### TASK TO COMPLETE
Line by line, reproduce the records exactly.

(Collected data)
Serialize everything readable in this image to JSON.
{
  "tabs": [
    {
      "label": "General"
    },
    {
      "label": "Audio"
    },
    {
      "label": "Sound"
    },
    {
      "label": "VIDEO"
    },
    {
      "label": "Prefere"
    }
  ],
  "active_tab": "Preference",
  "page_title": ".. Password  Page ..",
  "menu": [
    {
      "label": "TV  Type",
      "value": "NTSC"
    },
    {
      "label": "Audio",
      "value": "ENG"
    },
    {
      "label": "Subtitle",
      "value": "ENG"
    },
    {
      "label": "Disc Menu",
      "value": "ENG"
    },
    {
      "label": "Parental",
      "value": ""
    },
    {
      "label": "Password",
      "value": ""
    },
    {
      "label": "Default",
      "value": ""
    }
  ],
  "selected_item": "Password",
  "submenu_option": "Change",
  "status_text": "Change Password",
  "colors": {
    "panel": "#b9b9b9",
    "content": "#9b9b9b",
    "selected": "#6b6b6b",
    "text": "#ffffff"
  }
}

### EXERCISE RESULT
Serialize everything readable in this image to JSON.
{
  "tabs": [
    {
      "label": "General"
    },
    {
      "label": "Audio"
    },
    {
      "label": "Sound"
    },
    {
      "label": "VIDEO"
    },
    {
      "label": "Prefere"
    }
  ],
  "active_tab": "Preference",
  "page_title": ".. Password  Page ..",
  "menu": [
    {
      "label": "TV  Type",
      "value": "NTSC"
    },
    {
      "label": "Audio",
      "value": "ENG"
    },
    {
      "label": "Subtitle",
      "value": "ENG"
    },
    {
      "label": "Disc Menu",
      "value": "ENG"
    },
    {
      "label": "Parental",
      "value": ""
    },
    {
      "label": "Password",
      "value": ""
    },
    {
      "label": "Default",
      "value": ""
    }
  ],
  "selected_item": "Password",
  "submenu_option": "Change",
  "status_text": "Change Password",
  "colors": {
    "panel": "#b9b9b9",
    "content": "#9b9b9b",
    "selected": "#6b6b6b",
    "text": "#ffffff"
  }
}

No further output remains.